More than 30 projects are under development or at an advanced stage of planning to meet Vietnam’s growing demand for energy. Since 2003, Electricity of Vietnam company is developing a series of dams in both the Sesan and Srepok basins. To make way for these projects, around 190 000 people will be displaced. In addition to developing its domestic hydropower resources, Vietnam with the support of the Asian Development Bank’s Mekong Power Grid plan is signing contracts to import electricity from Laos and Cambodia.

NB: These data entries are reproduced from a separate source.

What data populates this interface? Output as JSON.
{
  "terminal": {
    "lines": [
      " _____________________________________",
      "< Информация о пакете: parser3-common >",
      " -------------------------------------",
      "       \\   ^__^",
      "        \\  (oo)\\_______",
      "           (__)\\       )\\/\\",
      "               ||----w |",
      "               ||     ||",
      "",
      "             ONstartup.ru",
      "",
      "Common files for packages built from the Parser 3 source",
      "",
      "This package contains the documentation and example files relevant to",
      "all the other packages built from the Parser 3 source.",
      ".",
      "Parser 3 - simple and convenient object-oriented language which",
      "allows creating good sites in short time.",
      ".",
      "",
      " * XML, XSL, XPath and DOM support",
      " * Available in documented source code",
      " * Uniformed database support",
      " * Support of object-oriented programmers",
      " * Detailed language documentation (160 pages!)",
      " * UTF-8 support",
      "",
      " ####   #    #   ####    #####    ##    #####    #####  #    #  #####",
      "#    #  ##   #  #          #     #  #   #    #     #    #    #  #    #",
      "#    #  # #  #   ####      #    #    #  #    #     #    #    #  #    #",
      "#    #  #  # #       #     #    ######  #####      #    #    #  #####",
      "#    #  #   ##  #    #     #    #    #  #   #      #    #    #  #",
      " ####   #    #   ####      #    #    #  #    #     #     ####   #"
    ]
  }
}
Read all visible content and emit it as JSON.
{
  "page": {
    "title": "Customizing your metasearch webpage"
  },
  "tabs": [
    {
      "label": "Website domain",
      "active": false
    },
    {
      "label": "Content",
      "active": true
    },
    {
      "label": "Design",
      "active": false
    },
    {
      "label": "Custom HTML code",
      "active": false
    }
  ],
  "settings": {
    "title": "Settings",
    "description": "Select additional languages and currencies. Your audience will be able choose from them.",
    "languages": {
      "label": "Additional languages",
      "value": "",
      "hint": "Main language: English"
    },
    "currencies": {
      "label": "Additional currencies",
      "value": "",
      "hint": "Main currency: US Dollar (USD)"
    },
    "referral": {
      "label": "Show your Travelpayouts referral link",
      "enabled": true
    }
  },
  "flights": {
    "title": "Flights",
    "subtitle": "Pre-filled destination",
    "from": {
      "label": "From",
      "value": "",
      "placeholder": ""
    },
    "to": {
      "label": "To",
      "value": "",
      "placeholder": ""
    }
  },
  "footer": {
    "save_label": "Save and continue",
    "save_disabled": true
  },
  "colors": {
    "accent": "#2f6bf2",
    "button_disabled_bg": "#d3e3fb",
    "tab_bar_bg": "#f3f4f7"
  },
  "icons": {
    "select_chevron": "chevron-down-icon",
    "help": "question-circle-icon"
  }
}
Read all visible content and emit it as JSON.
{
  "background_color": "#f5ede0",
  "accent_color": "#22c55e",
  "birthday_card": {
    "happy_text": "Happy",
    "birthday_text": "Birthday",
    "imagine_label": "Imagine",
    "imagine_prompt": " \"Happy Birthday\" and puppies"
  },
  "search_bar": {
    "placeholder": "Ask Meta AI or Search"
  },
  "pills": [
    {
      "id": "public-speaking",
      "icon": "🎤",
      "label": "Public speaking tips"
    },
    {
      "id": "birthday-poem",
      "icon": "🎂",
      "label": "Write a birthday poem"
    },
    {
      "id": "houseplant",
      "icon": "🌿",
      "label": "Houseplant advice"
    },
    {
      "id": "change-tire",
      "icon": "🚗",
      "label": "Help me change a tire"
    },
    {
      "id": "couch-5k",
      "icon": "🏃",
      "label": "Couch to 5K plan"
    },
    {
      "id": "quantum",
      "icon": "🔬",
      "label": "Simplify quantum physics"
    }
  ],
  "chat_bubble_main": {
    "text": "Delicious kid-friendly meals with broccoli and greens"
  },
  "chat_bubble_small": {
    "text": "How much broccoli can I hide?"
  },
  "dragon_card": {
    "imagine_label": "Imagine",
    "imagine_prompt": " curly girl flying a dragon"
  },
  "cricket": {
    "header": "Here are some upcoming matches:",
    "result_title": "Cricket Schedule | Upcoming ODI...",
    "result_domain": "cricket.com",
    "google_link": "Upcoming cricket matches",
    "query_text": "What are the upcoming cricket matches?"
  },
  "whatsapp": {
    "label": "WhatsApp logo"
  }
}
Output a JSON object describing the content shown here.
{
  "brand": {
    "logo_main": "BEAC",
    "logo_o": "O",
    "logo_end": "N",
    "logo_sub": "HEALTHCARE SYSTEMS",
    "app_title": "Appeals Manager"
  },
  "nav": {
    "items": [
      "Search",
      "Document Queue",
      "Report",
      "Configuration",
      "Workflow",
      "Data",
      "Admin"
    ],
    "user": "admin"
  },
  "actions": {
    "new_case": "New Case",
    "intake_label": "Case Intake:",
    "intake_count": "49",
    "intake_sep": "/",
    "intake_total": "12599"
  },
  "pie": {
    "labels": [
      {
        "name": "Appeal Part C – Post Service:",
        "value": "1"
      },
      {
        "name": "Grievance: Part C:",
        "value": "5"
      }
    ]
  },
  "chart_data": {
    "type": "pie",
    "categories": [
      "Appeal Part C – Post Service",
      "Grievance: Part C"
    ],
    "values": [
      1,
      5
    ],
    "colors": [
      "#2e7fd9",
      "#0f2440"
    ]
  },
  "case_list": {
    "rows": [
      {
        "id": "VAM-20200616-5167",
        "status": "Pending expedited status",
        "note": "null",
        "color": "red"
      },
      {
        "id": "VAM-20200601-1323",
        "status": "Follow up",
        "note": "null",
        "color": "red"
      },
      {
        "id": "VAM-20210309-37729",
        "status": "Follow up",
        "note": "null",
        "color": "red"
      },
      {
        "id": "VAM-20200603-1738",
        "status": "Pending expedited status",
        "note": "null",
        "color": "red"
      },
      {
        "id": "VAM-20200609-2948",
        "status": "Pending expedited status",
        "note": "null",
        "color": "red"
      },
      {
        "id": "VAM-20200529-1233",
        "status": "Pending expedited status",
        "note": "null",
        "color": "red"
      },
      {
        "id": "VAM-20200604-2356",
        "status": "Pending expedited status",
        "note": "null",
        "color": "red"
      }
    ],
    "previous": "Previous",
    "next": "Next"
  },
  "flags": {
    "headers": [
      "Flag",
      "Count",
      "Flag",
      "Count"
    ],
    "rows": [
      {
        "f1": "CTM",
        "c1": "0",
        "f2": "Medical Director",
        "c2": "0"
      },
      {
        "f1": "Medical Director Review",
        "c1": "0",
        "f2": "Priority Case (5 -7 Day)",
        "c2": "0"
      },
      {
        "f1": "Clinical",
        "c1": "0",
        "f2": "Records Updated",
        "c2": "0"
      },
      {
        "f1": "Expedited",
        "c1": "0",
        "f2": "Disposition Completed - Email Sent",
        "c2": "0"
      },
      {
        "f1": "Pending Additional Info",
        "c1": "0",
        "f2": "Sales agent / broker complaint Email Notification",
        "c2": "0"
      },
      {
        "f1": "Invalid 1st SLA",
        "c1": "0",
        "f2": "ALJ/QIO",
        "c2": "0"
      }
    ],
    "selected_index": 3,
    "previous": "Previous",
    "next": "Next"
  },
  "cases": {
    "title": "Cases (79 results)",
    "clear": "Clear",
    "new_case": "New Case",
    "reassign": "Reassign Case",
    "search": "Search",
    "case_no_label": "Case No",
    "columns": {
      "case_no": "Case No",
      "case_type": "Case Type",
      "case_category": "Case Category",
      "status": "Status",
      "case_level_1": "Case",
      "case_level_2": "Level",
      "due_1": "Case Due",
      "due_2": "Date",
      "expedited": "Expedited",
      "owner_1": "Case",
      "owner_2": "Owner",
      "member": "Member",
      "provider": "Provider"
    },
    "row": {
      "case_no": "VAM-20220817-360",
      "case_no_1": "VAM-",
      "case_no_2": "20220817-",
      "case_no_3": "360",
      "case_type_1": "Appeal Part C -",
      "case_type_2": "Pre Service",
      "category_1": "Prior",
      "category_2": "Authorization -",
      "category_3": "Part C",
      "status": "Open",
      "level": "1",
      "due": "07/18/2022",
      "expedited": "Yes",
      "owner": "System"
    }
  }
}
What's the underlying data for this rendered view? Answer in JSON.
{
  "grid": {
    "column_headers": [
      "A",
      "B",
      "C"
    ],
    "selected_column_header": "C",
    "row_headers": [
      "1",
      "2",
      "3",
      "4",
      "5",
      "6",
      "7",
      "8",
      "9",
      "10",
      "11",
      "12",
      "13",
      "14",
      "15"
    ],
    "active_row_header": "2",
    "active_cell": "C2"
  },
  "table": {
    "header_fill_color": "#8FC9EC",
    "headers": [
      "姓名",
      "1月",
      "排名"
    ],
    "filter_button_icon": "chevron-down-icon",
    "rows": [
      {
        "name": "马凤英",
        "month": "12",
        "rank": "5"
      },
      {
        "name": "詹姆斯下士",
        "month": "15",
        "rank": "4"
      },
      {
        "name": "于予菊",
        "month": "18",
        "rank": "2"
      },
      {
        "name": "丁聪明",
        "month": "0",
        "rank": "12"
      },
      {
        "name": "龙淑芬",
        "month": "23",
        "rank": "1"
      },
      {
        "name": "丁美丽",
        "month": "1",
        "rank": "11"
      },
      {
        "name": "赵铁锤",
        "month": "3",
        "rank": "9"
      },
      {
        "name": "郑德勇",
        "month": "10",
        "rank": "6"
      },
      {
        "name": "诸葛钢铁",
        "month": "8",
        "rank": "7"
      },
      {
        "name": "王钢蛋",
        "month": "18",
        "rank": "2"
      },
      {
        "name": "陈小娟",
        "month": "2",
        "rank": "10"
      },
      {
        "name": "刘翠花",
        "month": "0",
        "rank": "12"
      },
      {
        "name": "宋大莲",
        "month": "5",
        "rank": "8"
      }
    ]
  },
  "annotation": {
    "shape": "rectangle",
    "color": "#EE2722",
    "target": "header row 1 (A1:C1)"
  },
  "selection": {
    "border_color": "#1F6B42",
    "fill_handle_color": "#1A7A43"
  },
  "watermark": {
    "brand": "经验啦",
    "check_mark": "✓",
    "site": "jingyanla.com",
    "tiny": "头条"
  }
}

The Cambodian government is on the threshold of committing to an extensive hydropower program, mostly with the backing of Chinese financiers and construction companies. In 2005, the Cambodian Government started construction of Kamchay Dam, cambodian first large domestic hydropower project. The 112 meter high dam will be built by Sinohydro Corporation (China’s leading dam builder, having built 70% of China’s hydropower capacity). In April 2006, China announced a US$600 million aid package to Cambodia, almost half of which financed the Kamchay Dam. In October 2006, the Cambodian government gave approval to the China Southern Power Grid Company to prepare a feasibility study for the massive 3,300 MW Sambor Dam, located on the Mekong mainstream in Kratie province. If approved, it would have a massive impact on the Mekong River’s fisheries as well as on endangered species such as the Irrawaddy dolphin. Further seven projects have started with feasibility studies, four of them are located close to or within the Central Cardamom Protected Forest in Southwest Cambodia.
The Mekong river sustains the world’s second-largest inland fishery (only the Amazon has greater biodiversity) and is home to 1,200 fish species – approximately 50 of which are caught commercially. According to the Mekong River Commission, approximately 2.6 million tons of wild fish and other aquatic resources are harvested each year, worth at least US$2 billion at first-sale value. Taking into account secondary industries, such as fish processing and marketing, the total economic value for the Mekong’s fisheries is between $5.6 and $9.4 billion per year, contributing significantly to the region’s economy. In Laos, a report for the World Fish Centre in 2007, Eric Baran and Blake Ratner calculated the amount of wild fisheries to 64,600 tonnes — 78% of the country’s total fish production and the direct value to the Laos economy is between $66m and $100m – 6% to 8% of GDP.
Around 70 percent of the Mekong River’s commercial fish catch migrate long distances, which is essential for their life cycle. Building dams on the Mekong River’s mainstream will block these migrations. Experience around the world indicates that these impacts cannot be mitigated. Existing fish passage technologies cannot handle the massive volume of fish migrations – which can reach up to 3 million fish per hour at peak migration times. Building dams would block this migration routes and could cause severe problems with supplying food for rural population of Laos and Cambodia, which depends almost completely on river fisheries nowadays.